- [DATA SHOWN]:
*** Block opens ***

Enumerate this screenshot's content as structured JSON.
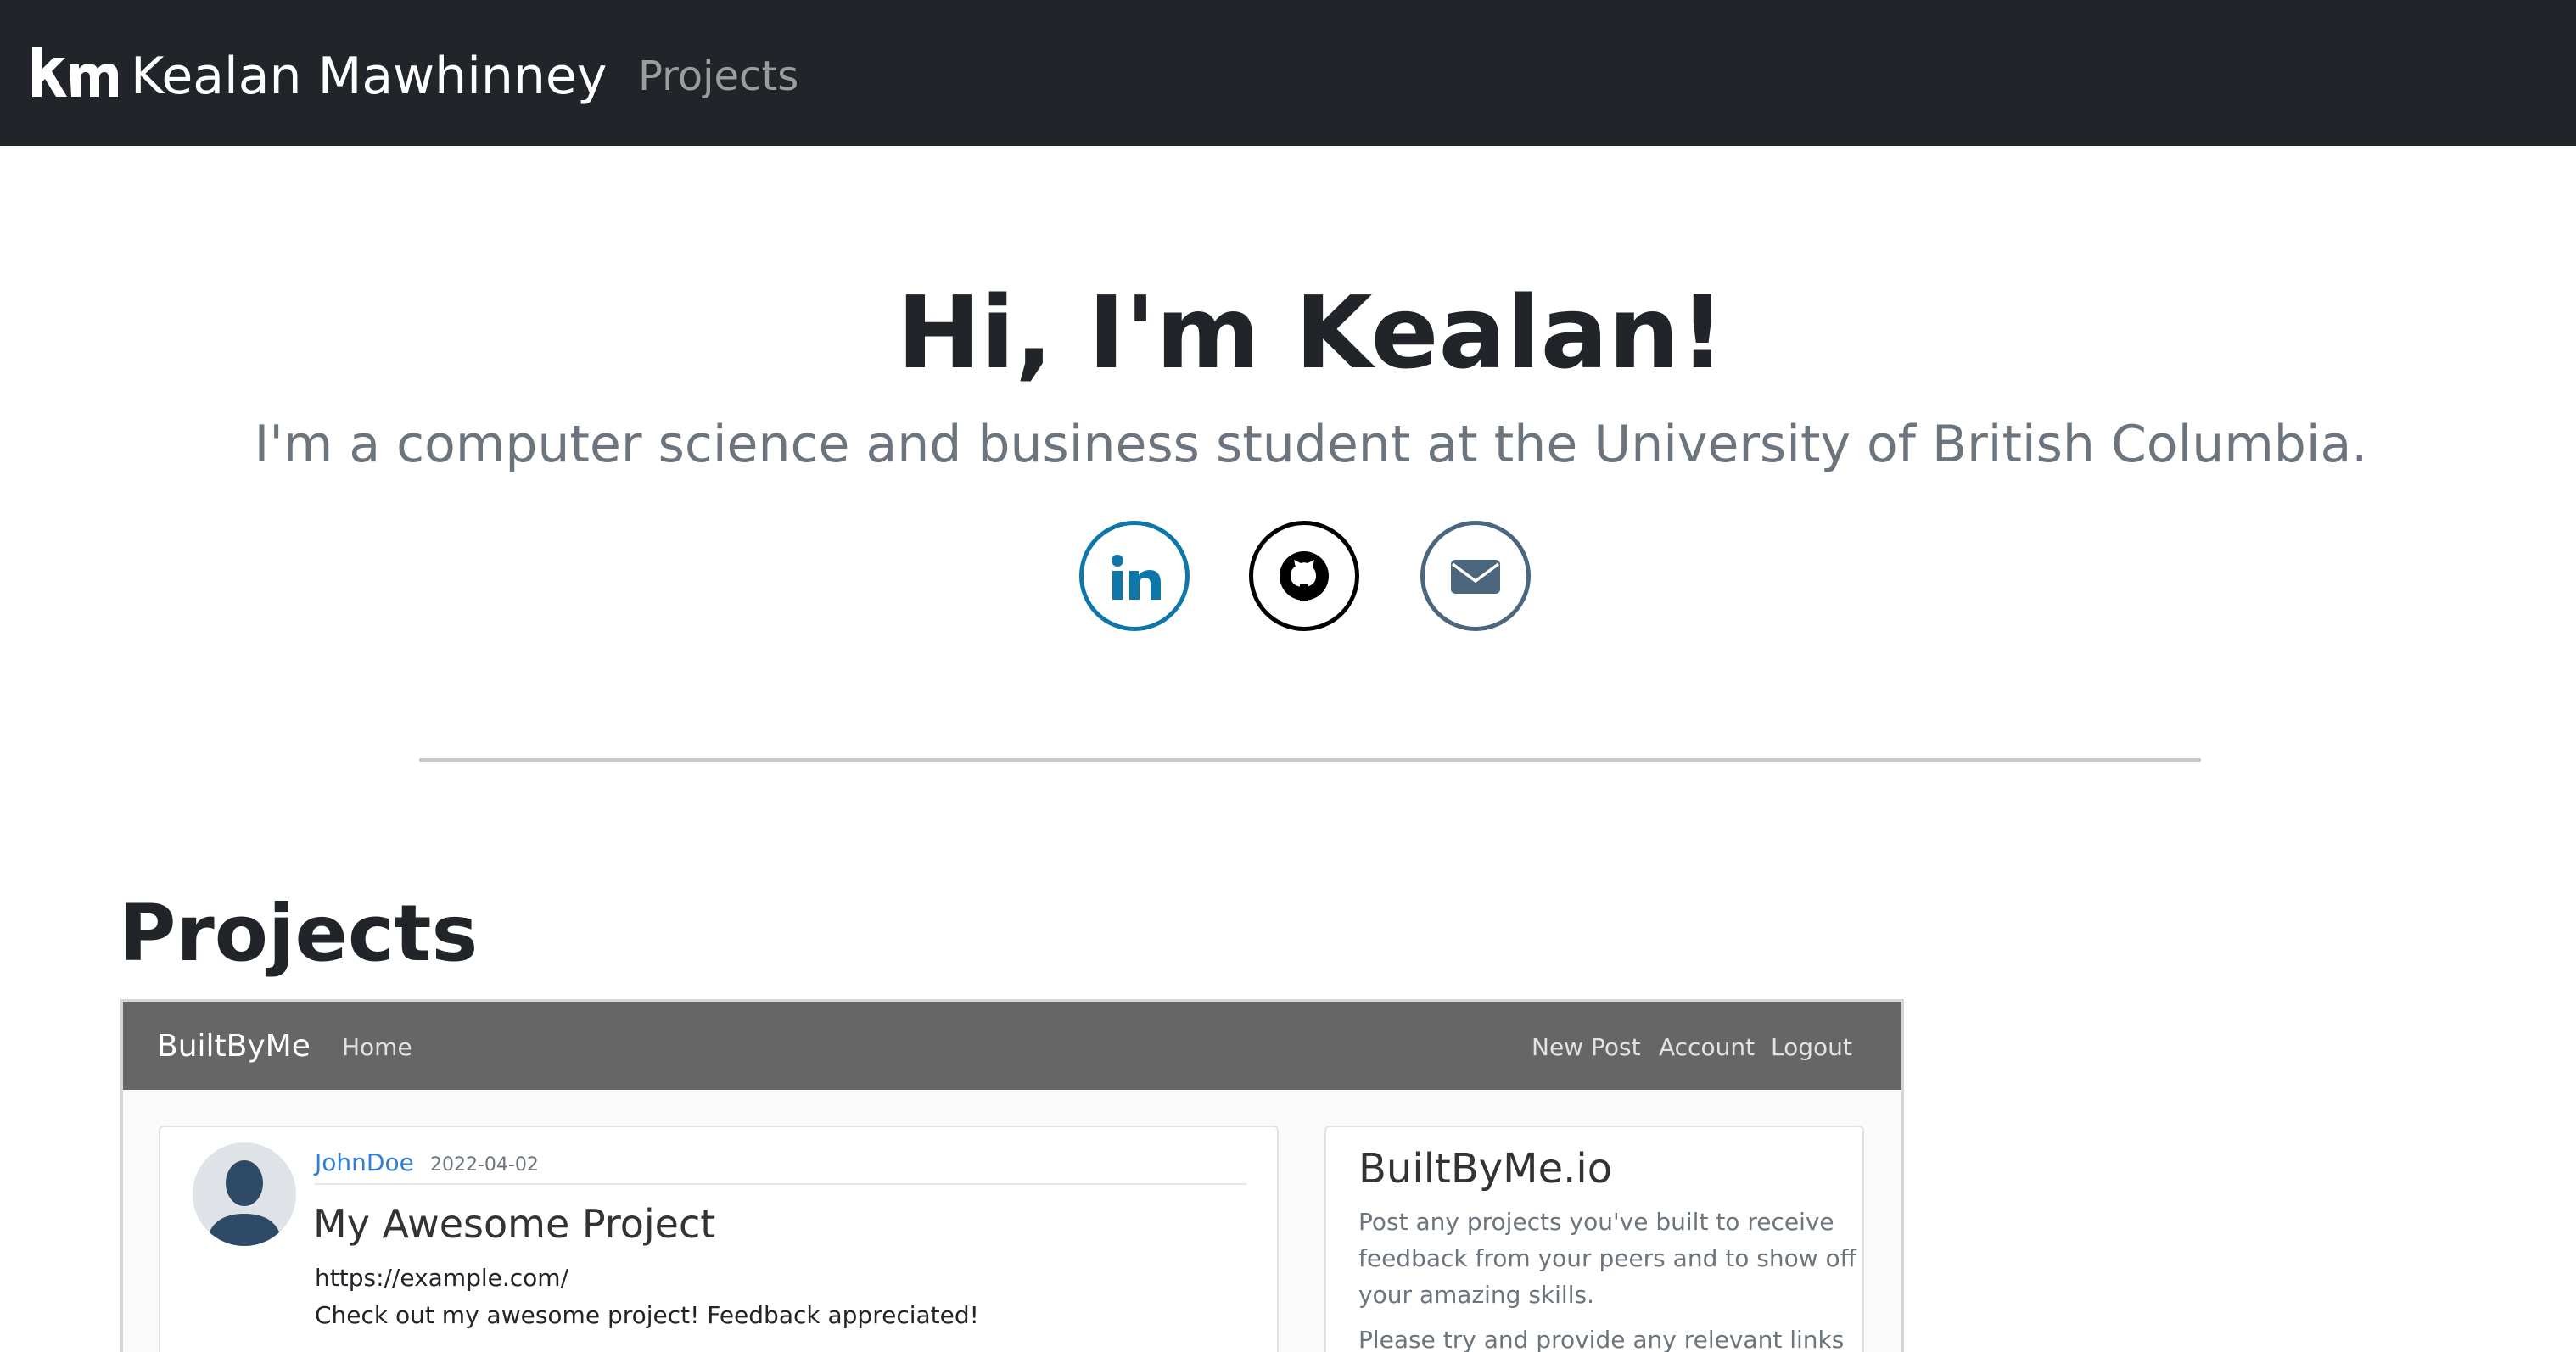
{
  "navbar": {
    "logo_text": "km",
    "brand": "Kealan Mawhinney",
    "nav_links": [
      "Projects"
    ]
  },
  "hero": {
    "title": "Hi, I'm Kealan!",
    "subtitle": "I'm a computer science and business student at the University of British Columbia.",
    "social": [
      {
        "icon": "linkedin-icon",
        "color": "#0e76a8"
      },
      {
        "icon": "github-icon",
        "color": "#000000"
      },
      {
        "icon": "envelope-icon",
        "color": "#4b667d"
      }
    ]
  },
  "projects": {
    "heading": "Projects",
    "screenshot": {
      "brand": "BuiltByMe",
      "nav_left": [
        "Home"
      ],
      "nav_right": [
        "New Post",
        "Account",
        "Logout"
      ],
      "post": {
        "author": "JohnDoe",
        "date": "2022-04-02",
        "title": "My Awesome Project",
        "url": "https://example.com/",
        "body": "Check out my awesome project! Feedback appreciated!"
      },
      "sidebar": {
        "title": "BuiltByMe.io",
        "lines": [
          "Post any projects you've built to receive",
          "feedback from your peers and to show off",
          "your amazing skills.",
          "Please try and provide any relevant links"
        ]
      }
    }
  },
  "colors": {
    "navbar_bg": "#212529",
    "linkedin": "#0e76a8",
    "link_blue": "#2f7fd8",
    "muted": "#6c757d"
  }
}
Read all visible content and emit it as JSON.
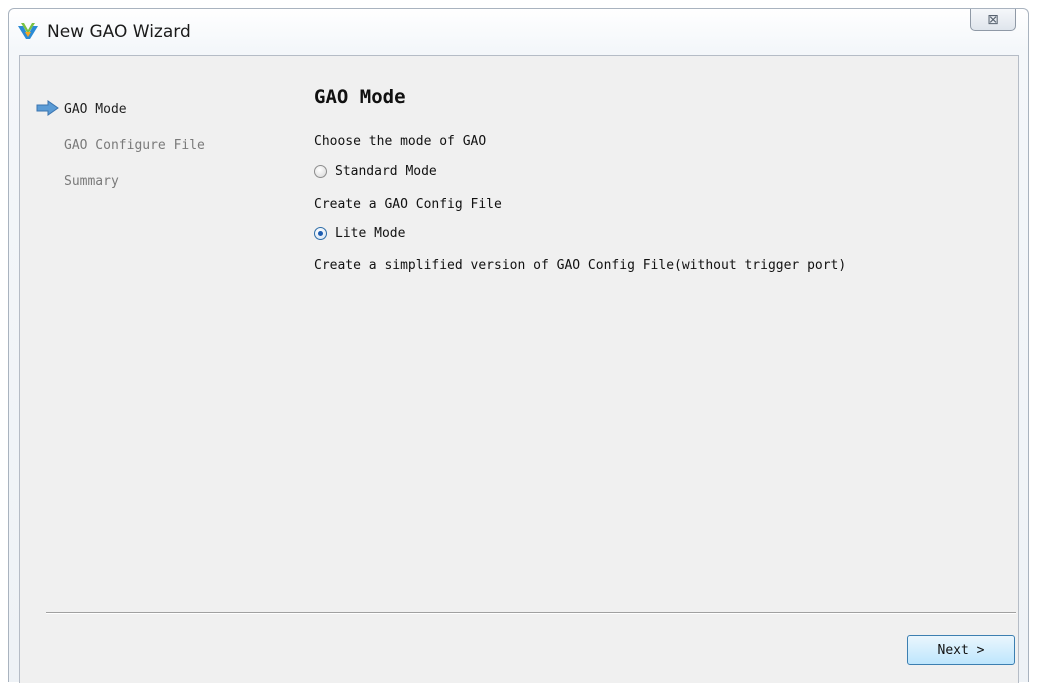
{
  "window": {
    "title": "New GAO Wizard",
    "close_symbol": "⊠",
    "icon": "gowin-logo-icon"
  },
  "steps": [
    {
      "label": "GAO Mode",
      "current": true
    },
    {
      "label": "GAO Configure File",
      "current": false
    },
    {
      "label": "Summary",
      "current": false
    }
  ],
  "page": {
    "heading": "GAO Mode",
    "prompt": "Choose the mode of GAO",
    "options": [
      {
        "label": "Standard Mode",
        "selected": false,
        "description": "Create a GAO Config File"
      },
      {
        "label": "Lite Mode",
        "selected": true,
        "description": "Create a simplified version of GAO Config File(without trigger port)"
      }
    ]
  },
  "footer": {
    "next_label": "Next >"
  },
  "colors": {
    "accent": "#3c7fb1",
    "arrow": "#5b9bd5",
    "client_bg": "#f0f0f0"
  }
}
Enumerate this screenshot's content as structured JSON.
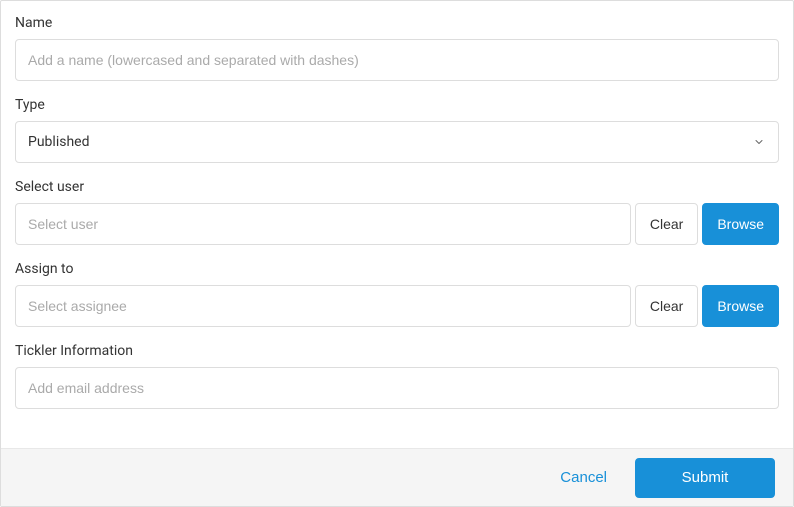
{
  "fields": {
    "name": {
      "label": "Name",
      "placeholder": "Add a name (lowercased and separated with dashes)",
      "value": ""
    },
    "type": {
      "label": "Type",
      "selected": "Published"
    },
    "selectUser": {
      "label": "Select user",
      "placeholder": "Select user",
      "value": "",
      "clearLabel": "Clear",
      "browseLabel": "Browse"
    },
    "assignTo": {
      "label": "Assign to",
      "placeholder": "Select assignee",
      "value": "",
      "clearLabel": "Clear",
      "browseLabel": "Browse"
    },
    "ticklerInfo": {
      "label": "Tickler Information",
      "placeholder": "Add email address",
      "value": ""
    }
  },
  "footer": {
    "cancelLabel": "Cancel",
    "submitLabel": "Submit"
  },
  "colors": {
    "primary": "#1890d8",
    "border": "#ddd",
    "footerBg": "#f5f5f5"
  }
}
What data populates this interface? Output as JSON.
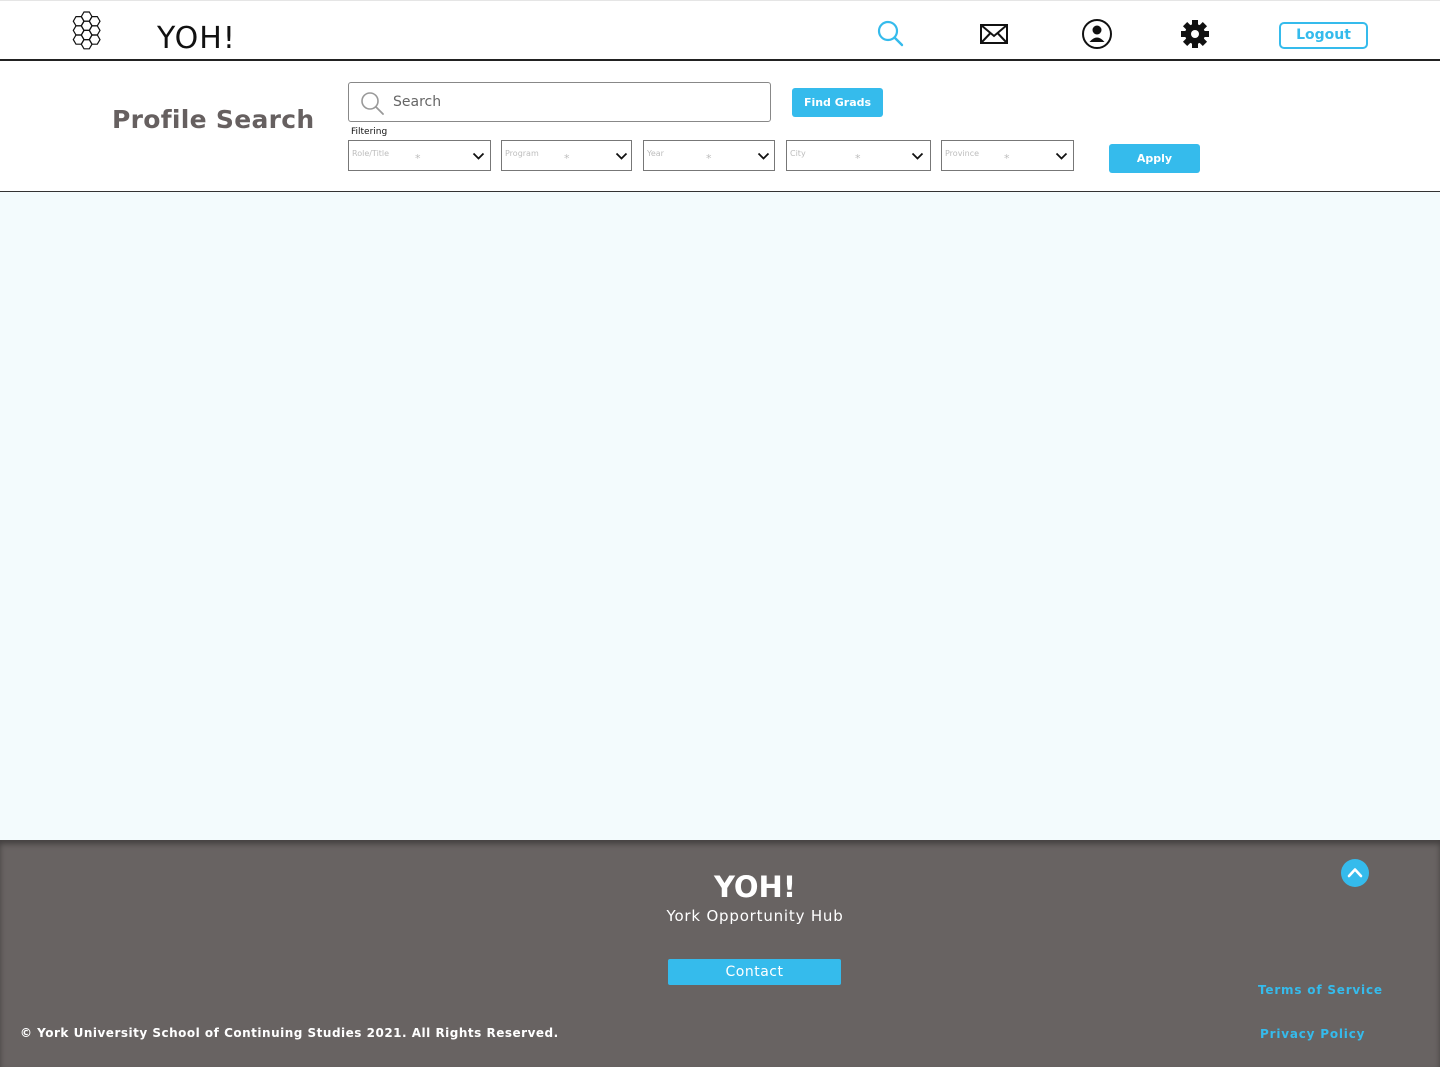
{
  "nav": {
    "brand": "YOH!",
    "icons": [
      "search-icon",
      "mail-icon",
      "profile-icon",
      "gear-icon"
    ],
    "logout_label": "Logout",
    "accent_color": "#35bbec"
  },
  "search": {
    "page_title": "Profile Search",
    "placeholder": "Search",
    "find_label": "Find Grads",
    "filtering_label": "Filtering",
    "filters": [
      {
        "label": "Role/Title"
      },
      {
        "label": "Program"
      },
      {
        "label": "Year"
      },
      {
        "label": "City"
      },
      {
        "label": "Province"
      }
    ],
    "apply_label": "Apply"
  },
  "footer": {
    "brand": "YOH!",
    "tagline": "York Opportunity Hub",
    "contact_label": "Contact",
    "copyright": "© York University School of Continuing Studies 2021. All Rights Reserved.",
    "terms_label": "Terms of Service",
    "privacy_label": "Privacy Policy",
    "background_color": "#686362"
  }
}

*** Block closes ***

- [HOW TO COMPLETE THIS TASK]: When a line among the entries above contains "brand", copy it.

- [RESPONSE]:
    "brand": "Kealan Mawhinney",
      "brand": "BuiltByMe",
    "brand": "YOH!",
    "brand": "YOH!",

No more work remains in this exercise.